The dark blue sweaters lay crumpled on the floor. Standing over them, back straight and face twisted in anger, Michael Patterson, 11, demanded to know why Cigi Williams, 10, threw them there.
"Because I wanted to," Cigi snapped belligerently.
That's when Quante Toney and Mark Turner, both 10 years old, stepped in.
In the parlance of the schoolyard, they are "conflict busters."
At George Street Elementary School, youngsters are being trained to defuse arguments that flare up and can lead to hurt feelings and worse. About 25 of them graduated after finishing training yesterday at George Street, including the four who demonstrated their newly polished skills for fellow students in this staged presentation at the ceremony.
Teaching students to resolve conflicts peacefully in a world in which violence is not just on television, but sometimes on the very streets and playgrounds where children gather, is part of a growing trend. The National Association for Mediation in Education, an Amherst, Mass-based national clearinghouse for peer mediation for elementary school children, was founded in the early 1980s and has its roots in the '60s peace movement, said Annette Townley, the executive director of the organization.
"Teaching young people the skills they need to handle conflicts in a non-violent way is a movement that is growing," Mrs. Townley said. "In the process, people develop higher self-esteem."
In the Baltimore area, the coordinators at Sheppard Pratt trained children in two schools last year and are in four schools this year.
"We have a waiting list of 10 more," said Careen Mayer, the director of Sheppard Pratt's Community Educational Programs. The training is led by coordinators from the Sheppard and Enoch Pratt Health System's National Center for Human Development. At George Street, the program was funded by a grant from Baltimore Gas and Electric and the Baltimore school system's professional development center.
Teaching children the skills to handle conflicts in a non-violent manner is the goal at George Street school, which sits in the shadows ofthe Murphy Homes public housing complex. It is in an economically depressed neighborhood of small rowhouses and towering high rises. Yet the students' faces still reflect hope and trust in the world. It is their teachers' and parents' hope that early intervention can keep these children from choosing violence as a way of settling conflicts.
"We really wanted something that would teach kids to settle disputes in a non-violent way," said Barbara A. Hill, principal of the school. "Most of our conflicts here are really silly little fights which very often can be mediated."

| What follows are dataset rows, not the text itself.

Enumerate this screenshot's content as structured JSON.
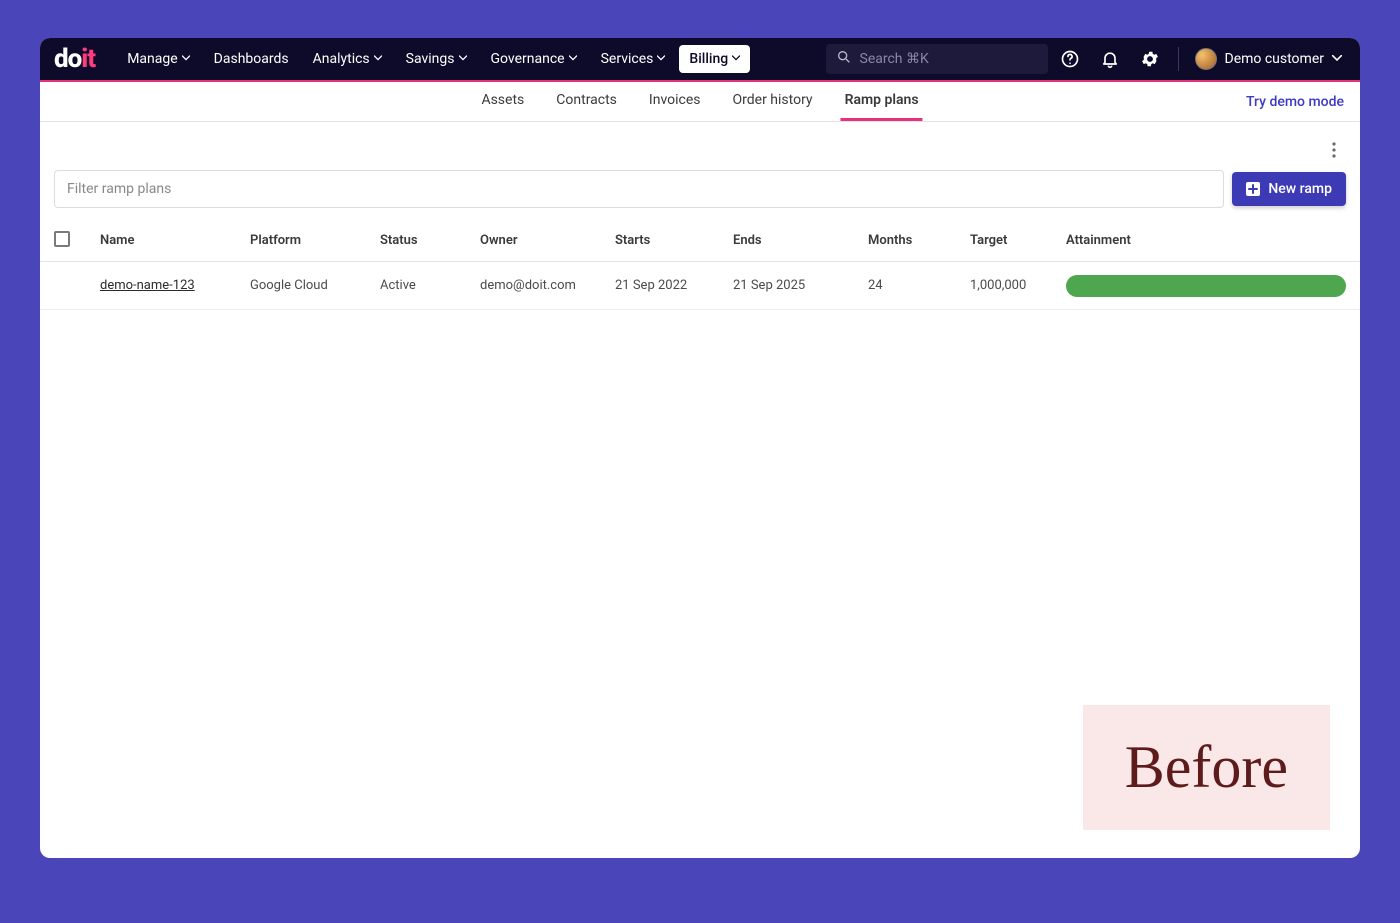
{
  "nav": {
    "items": [
      "Manage",
      "Dashboards",
      "Analytics",
      "Savings",
      "Governance",
      "Services",
      "Billing"
    ],
    "active": "Billing"
  },
  "search": {
    "placeholder": "Search ⌘K"
  },
  "user": {
    "name": "Demo customer"
  },
  "tabs": {
    "items": [
      "Assets",
      "Contracts",
      "Invoices",
      "Order history",
      "Ramp plans"
    ],
    "active": "Ramp plans",
    "demo_mode": "Try demo mode"
  },
  "filter": {
    "placeholder": "Filter ramp plans"
  },
  "new_ramp_label": "New ramp",
  "columns": [
    "Name",
    "Platform",
    "Status",
    "Owner",
    "Starts",
    "Ends",
    "Months",
    "Target",
    "Attainment"
  ],
  "rows": [
    {
      "name": "demo-name-123",
      "platform": "Google Cloud",
      "status": "Active",
      "owner": "demo@doit.com",
      "starts": "21 Sep 2022",
      "ends": "21 Sep 2025",
      "months": "24",
      "target": "1,000,000"
    }
  ],
  "overlay": {
    "label": "Before"
  },
  "logo": {
    "part1": "do",
    "part2": "it"
  }
}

The staged argument at "conflict buster" graduation at George Street Elementary School was a typical situation: Cigi and Michael are locker partners. He keeps it sloppy. She prefers it clean. It ended peaceably only after the two antagonists talked about how they felt, listened to one another and worked out a solution.
"Don't interrupt," Mark and Quante had to keep repeating before a solution was found. "How does this make you feel?" they asked the arguing pair.
"Angry," said Cigi.
"Mad," replied Michael.
"What do you want?" the mediators pressed.
"I want him to keep the locker clean," Cigi told the mediators. "Do you agree to that?" the "conflict busters" asked. Taking but a second to think it over, Michael relented.
"I'll clean it once a week," he said. "And I want an apology."
"Congratulations on a successful mediation, apologize and shake hands," said Quante.
No one is saying that each situation will go as smoothly as the demonstration or that all students will respect their peers, but the approach is a positive reaction to a negative situation, said adults who worked with the children. The youngsters say they came away from the training experience a lot wiser.
"I learned you can solve problems in a different way other than by fighting," said Quante.
"It's better to talk it out," agreed Michael. He predicted, however, that although most of his peers would probably listen to the mediators, occasionally someone won't.
"Some will want to fight and say, 'get outta my face,' " the husky fifth grader said. The students are trained to give the name of any belligerent student to the principal and also never to get involved in any fights.
"We do try to solve the problem, though, before it goes to the principal," Michael said.
The "conflict busters" were chosen by their peers or teachers. They were given six weeks of intensive training in addition to 10 months of ongoing monitoring.
"The students tend to respect them," said Lucy Miller, principal at Northwood, a school that trained conflict busters last year and is training more this year. "It does help resolve disagreements."
To a George Street Elementary School parent, the training has had additional benefits. "I've seen a lot of changes," said Robin Harris, whose 9-year-old son Marcas became a peer mediator.
"He will start arguing with his little sister then stop and say, 'let's talk it over,' " Mrs. Harris said. "And before this, he would say he didn't know what he wanted to be. Now he wants to be a lawyer."